During Alabama’s spring game on Saturday, ESPN microphones caught Saban apparently criticizing the throwing ability of Tide quarterback Jalen Hurts as the junior took off on a scramble. “Two years,” Saban says. “I mean, the third-team quarterback can move  the team right down the field throwing the ball.”

That comment comes amid two noteworthy developments in the Tide’s quarterback room. First, Hurts had an opportunity to take the bull by the horns on Saturday with Tua Tagovailoa nursing an injured left hand, but redshirt freshman quarterback Mac Jones was named the game’s MVP. (For what it’s worth, Jones went against the second-team defense while Hurts faced the starters.)

And second, Hurts’s father in no uncertain terms said this week that his son will transfer if he’s not the starter this fall.
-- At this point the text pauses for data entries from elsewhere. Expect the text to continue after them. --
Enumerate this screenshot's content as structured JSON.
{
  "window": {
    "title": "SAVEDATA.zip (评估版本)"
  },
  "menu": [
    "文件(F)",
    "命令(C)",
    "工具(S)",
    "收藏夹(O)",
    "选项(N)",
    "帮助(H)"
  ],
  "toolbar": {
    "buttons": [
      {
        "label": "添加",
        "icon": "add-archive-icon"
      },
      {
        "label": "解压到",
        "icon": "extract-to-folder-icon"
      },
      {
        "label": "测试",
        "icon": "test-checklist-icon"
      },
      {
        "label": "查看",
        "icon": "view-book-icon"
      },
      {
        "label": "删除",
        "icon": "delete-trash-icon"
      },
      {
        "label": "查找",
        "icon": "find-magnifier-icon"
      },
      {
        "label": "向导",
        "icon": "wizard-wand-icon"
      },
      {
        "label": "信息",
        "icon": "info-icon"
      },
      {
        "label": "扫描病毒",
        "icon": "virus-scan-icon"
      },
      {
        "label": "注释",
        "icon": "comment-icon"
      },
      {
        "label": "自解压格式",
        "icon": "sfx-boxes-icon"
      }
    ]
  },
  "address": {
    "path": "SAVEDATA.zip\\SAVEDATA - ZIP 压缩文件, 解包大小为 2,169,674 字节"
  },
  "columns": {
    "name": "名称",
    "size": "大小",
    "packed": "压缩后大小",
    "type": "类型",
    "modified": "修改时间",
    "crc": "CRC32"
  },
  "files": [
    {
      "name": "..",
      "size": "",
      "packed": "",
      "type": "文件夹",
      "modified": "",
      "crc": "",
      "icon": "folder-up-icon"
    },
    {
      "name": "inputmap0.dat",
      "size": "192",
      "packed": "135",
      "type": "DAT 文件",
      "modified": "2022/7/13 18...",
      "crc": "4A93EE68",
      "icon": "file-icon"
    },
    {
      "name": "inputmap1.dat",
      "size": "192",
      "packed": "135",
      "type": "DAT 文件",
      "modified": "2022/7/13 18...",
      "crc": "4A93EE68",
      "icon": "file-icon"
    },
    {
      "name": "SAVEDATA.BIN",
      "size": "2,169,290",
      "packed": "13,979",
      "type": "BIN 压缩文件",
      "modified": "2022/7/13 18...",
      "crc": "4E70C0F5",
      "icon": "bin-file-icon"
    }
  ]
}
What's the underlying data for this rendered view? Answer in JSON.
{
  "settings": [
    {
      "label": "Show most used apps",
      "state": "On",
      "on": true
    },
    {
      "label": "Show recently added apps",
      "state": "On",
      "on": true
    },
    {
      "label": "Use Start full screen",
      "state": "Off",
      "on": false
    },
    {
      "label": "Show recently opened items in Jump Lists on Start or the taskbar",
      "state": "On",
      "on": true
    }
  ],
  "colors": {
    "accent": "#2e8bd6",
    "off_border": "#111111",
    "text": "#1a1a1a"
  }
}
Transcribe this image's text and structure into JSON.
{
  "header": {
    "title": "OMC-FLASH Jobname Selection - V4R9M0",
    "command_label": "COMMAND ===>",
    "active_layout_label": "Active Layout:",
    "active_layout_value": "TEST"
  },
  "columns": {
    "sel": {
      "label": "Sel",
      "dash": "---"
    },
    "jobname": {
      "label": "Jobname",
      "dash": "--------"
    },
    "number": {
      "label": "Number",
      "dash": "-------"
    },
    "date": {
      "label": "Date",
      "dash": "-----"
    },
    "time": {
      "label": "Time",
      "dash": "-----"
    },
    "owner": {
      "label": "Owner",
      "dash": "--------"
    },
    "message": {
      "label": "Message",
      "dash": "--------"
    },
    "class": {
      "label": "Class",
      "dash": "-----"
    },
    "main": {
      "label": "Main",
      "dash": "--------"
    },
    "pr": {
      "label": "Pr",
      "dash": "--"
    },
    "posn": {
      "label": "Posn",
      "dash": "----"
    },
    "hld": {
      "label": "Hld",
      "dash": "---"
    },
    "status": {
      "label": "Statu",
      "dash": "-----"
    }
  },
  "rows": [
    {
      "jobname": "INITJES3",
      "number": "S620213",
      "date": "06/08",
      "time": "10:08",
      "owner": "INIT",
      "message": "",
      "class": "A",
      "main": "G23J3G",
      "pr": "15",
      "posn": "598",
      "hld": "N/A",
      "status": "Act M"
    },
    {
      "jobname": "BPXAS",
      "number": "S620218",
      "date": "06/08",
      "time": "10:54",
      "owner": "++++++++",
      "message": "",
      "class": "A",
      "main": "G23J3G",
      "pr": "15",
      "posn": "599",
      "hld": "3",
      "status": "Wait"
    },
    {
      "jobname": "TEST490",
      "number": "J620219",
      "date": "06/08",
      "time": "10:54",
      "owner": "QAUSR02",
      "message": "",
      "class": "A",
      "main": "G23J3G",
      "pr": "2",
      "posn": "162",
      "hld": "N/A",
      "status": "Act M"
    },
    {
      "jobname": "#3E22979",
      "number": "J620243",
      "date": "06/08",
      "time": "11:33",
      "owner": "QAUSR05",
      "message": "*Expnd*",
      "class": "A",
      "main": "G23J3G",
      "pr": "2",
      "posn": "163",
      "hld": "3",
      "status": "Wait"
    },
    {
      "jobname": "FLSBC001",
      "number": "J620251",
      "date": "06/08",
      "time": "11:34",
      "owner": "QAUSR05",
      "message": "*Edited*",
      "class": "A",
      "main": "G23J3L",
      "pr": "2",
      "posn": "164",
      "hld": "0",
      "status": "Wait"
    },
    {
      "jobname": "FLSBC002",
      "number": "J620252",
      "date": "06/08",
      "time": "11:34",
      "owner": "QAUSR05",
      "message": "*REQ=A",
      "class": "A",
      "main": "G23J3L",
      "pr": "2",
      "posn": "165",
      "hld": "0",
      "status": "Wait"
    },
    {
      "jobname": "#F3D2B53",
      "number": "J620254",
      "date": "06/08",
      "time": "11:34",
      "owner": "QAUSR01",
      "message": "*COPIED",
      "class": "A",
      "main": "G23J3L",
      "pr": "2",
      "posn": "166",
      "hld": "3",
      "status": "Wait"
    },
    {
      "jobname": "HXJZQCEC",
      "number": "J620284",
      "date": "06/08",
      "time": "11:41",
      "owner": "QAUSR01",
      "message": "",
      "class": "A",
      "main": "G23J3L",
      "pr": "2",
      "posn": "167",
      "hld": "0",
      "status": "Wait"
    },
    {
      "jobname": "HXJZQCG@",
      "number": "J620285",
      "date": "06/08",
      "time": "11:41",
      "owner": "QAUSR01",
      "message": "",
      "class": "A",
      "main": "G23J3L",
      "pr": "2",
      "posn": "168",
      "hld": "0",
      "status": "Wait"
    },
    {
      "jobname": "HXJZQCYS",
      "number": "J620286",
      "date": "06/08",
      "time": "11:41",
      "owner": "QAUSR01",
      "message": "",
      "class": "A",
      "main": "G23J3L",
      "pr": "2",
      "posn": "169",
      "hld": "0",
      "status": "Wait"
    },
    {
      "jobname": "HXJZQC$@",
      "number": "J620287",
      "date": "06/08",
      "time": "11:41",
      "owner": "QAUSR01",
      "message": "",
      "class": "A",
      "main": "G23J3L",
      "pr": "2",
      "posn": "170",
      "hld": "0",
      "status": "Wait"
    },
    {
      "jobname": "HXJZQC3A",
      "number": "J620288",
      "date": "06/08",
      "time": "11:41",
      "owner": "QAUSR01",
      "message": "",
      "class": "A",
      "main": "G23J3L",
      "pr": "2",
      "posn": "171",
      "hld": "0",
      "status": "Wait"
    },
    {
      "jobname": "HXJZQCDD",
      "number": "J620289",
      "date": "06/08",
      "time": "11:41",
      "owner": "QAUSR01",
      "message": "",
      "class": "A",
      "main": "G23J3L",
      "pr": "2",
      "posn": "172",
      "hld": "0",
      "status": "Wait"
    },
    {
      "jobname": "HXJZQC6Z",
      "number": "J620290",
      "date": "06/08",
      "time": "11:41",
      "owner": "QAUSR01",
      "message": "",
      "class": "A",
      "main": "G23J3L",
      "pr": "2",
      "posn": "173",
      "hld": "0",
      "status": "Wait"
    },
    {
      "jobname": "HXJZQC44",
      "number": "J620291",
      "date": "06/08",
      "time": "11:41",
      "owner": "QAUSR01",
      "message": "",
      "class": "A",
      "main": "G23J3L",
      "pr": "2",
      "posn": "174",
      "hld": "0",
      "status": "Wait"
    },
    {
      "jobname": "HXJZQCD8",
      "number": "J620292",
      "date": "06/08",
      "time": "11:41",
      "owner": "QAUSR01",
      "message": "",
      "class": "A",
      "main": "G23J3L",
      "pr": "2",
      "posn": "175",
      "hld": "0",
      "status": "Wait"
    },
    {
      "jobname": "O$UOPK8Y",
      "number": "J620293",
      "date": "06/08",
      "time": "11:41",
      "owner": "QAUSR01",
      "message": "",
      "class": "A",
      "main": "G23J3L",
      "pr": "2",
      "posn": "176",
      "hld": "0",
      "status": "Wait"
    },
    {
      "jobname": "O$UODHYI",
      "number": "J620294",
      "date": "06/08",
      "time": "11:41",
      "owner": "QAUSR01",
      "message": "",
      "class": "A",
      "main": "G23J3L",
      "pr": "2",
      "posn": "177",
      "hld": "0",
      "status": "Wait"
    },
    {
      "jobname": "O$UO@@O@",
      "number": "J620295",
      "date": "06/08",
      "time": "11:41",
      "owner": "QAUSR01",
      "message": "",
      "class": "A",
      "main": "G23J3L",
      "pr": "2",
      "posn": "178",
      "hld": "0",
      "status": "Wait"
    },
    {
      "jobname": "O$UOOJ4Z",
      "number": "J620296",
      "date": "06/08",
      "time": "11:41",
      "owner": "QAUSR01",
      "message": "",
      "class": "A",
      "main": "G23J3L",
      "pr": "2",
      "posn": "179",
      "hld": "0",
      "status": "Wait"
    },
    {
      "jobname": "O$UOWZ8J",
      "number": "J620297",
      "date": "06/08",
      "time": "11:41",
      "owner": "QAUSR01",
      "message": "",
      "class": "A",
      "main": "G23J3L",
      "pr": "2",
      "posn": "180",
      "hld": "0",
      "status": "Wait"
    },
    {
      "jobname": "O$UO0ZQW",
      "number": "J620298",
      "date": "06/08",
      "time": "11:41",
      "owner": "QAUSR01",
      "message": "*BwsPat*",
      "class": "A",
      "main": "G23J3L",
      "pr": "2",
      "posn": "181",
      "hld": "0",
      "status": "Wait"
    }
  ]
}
Coach Saban’s job is to do what’s best for his team. I have no problem with that,” Averion Hurts said. “My job is to do what’s best for Jalen—and make no mistake, Jalen is a quarterback, and he wants to play quarterback. He loves Alabama, loves Coach Saban and everything about that place. But he wants to play, and he will play…”

Averion stops mid-sentence because the idea of his son not playing for Alabama isn’t one he takes lightly. What if Jalen doesn’t win the job, he is asked?

He shakes his head slowly, answers begrudgingly. “Well, he’d be the biggest free agent in college football history.”

For what it’s worth, Saban praised Hurts while also criticizing his performance in Saturday’s spring game:

“I was not disappointed in the way Jalen played,” Saban said in his post-game press conference. “We have some guys that can rush, and even though we were rushing four guys most of the time, there was way too much pressure in the pocket for the quarterback to be able to operate like we would like. Jalen made some good plays and throws, and I’m sure if you were to talk to him he would say, ‘I wish there were things I did better and can improve on.’”